In previous entries I’ve commented on how the New York Times has the best website of any news organization that I frequent, bar none. One of the things that I like about their website is that you can find an interesting, timely article on just about any topic…which is what I did the other night!
I was sitting at my desk reviewing my personal finances (which is a nightly ritual for me) and I was thinking about how I used to use both Microsoft Money and Intuit’s Quicken software. These days I don’t use anything besides some spreadsheets that I created and, frankly, they work great! But as I was going over my finances I started to think about the old Mint.com account that I opened up about a year ago before shutting it down.

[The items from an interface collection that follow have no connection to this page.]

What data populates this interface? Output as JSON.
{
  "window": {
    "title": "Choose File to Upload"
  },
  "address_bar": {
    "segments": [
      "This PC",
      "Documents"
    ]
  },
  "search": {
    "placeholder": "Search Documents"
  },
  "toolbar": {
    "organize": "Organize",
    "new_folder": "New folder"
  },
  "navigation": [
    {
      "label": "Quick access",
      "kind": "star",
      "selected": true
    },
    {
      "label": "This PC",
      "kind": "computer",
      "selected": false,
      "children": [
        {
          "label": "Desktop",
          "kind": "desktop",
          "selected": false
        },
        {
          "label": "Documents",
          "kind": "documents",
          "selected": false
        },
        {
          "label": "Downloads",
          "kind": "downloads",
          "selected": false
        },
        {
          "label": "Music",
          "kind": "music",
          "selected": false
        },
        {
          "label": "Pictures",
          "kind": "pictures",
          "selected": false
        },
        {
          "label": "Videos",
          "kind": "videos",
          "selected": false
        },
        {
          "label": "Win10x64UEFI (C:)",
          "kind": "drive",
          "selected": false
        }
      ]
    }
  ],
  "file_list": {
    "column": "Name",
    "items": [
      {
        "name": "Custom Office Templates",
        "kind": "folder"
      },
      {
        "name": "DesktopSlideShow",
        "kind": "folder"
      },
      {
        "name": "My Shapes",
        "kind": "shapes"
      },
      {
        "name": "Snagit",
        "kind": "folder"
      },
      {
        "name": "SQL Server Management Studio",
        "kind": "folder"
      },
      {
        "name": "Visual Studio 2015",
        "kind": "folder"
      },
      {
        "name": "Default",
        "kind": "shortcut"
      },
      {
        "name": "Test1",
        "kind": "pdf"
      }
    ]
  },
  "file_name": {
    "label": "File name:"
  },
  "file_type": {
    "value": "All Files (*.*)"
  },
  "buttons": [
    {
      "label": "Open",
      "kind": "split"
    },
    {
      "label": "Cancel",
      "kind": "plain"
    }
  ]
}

Some months ago I remembered hearing that Mint.com was purchased by Intuit, which I thought was a real shame since Mint.com had a great user interface and was very user-friendly. Intuit doesn’t have the best record on either of those issues. Anyway, as I was thinking about this stuff I pulled up the New York Times website and wouldn’t you know that there was an interview with the creator of Mint.com (who is now a Vice President at Intuit) right there on the front page? It was a good interview, too! For example, I found out things like this…

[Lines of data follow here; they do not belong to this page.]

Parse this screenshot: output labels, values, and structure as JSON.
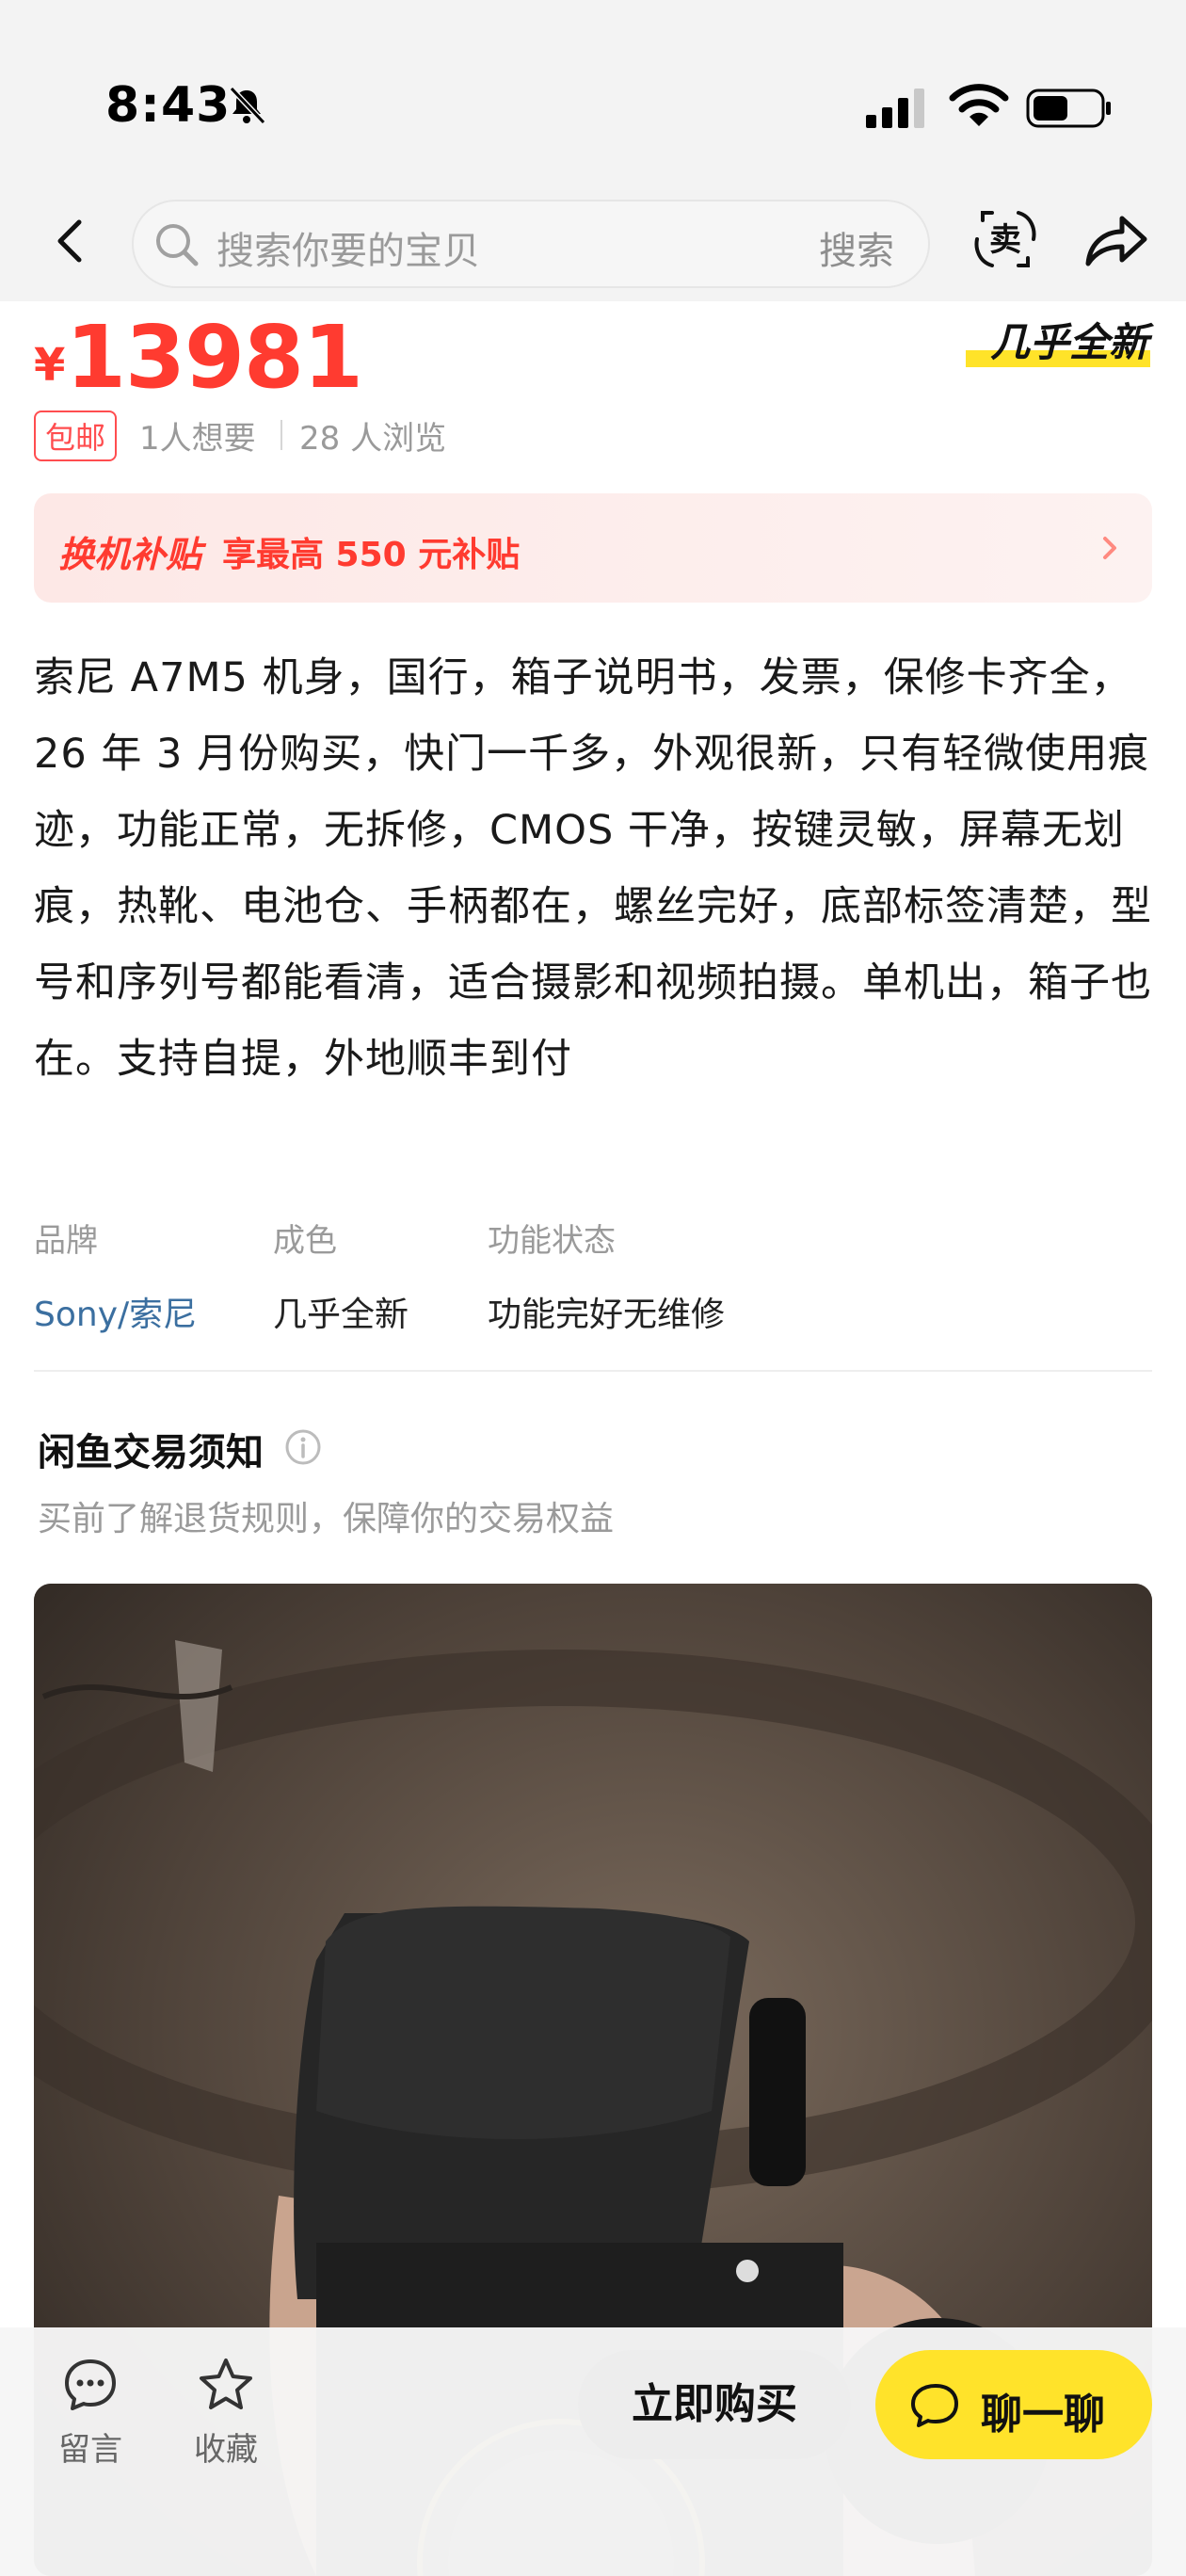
{
  "status_bar": {
    "time": "8:43"
  },
  "header": {
    "search_placeholder": "搜索你要的宝贝",
    "search_button": "搜索",
    "sell_icon": "卖"
  },
  "product": {
    "currency": "¥",
    "price": "13981",
    "condition": "几乎全新",
    "free_shipping_badge": "包邮",
    "wants": "1人想要",
    "views": "28 人浏览"
  },
  "subsidy": {
    "tag": "换机补贴",
    "text": "享最高 550 元补贴"
  },
  "description": "索尼 A7M5 机身，国行，箱子说明书，发票，保修卡齐全，26 年 3 月份购买，快门一千多，外观很新，只有轻微使用痕迹，功能正常，无拆修，CMOS 干净，按键灵敏，屏幕无划痕，热靴、电池仓、手柄都在，螺丝完好，底部标签清楚，型号和序列号都能看清，适合摄影和视频拍摄。单机出，箱子也在。支持自提，外地顺丰到付",
  "attributes": [
    {
      "label": "品牌",
      "value": "Sony/索尼"
    },
    {
      "label": "成色",
      "value": "几乎全新"
    },
    {
      "label": "功能状态",
      "value": "功能完好无维修"
    }
  ],
  "notice": {
    "title": "闲鱼交易须知",
    "subtitle": "买前了解退货规则，保障你的交易权益"
  },
  "bottom_bar": {
    "comment": "留言",
    "favorite": "收藏",
    "buy_now": "立即购买",
    "chat": "聊一聊"
  },
  "colors": {
    "price_red": "#ff3b30",
    "accent_yellow": "#ffe32a",
    "link_blue": "#3b6fa0"
  }
}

Q. Are there parts of corporate culture that you find strange?
A. The corporate campus seems so quiet. A start-up is overflowing with energy. Here it’s a little more subdued. They’ve got these high, very depressing cubicles.
If I wanted a new computer or had some I.T. issue at Mint, I just walked to the tech ops team and they would get me set up in a couple of minutes. At Intuit, being a big company, you call the help desk, and the help desk has been outsourced to some foreign country — I can’t place the accent. They really have no idea of where you are or what your needs are. It’s the standard phone service when you get sent to a foreign country, but this is an internal help desk. It’s a real pain. I expressed this to one of my Quicken colleagues and he said, “Yeah, we just never call the help desk. Don’t bother, here’s who you need to call to skirt around the system…” I thought, that’s sort of dumb in a bureaucratic way.
But at the same time, a big company has processes with much more rigor than what we ever had in a start-up. They have great specialization when it comes to retail, packaging, search engine marketing or affiliate programs. And the financial rigor of a big company is phenomenal in terms of projections, making sure everything is on track on a weekly basis, or reporting your numbers — they’re very, very good at that sort of thing.
I found that interesting, but I also like reading about corporate culture. The interview – linked above – is a short read and one that I think you’ll enjoy if you’re interested in the internet and technology or just how entrepreneurs are integrated into established organizations.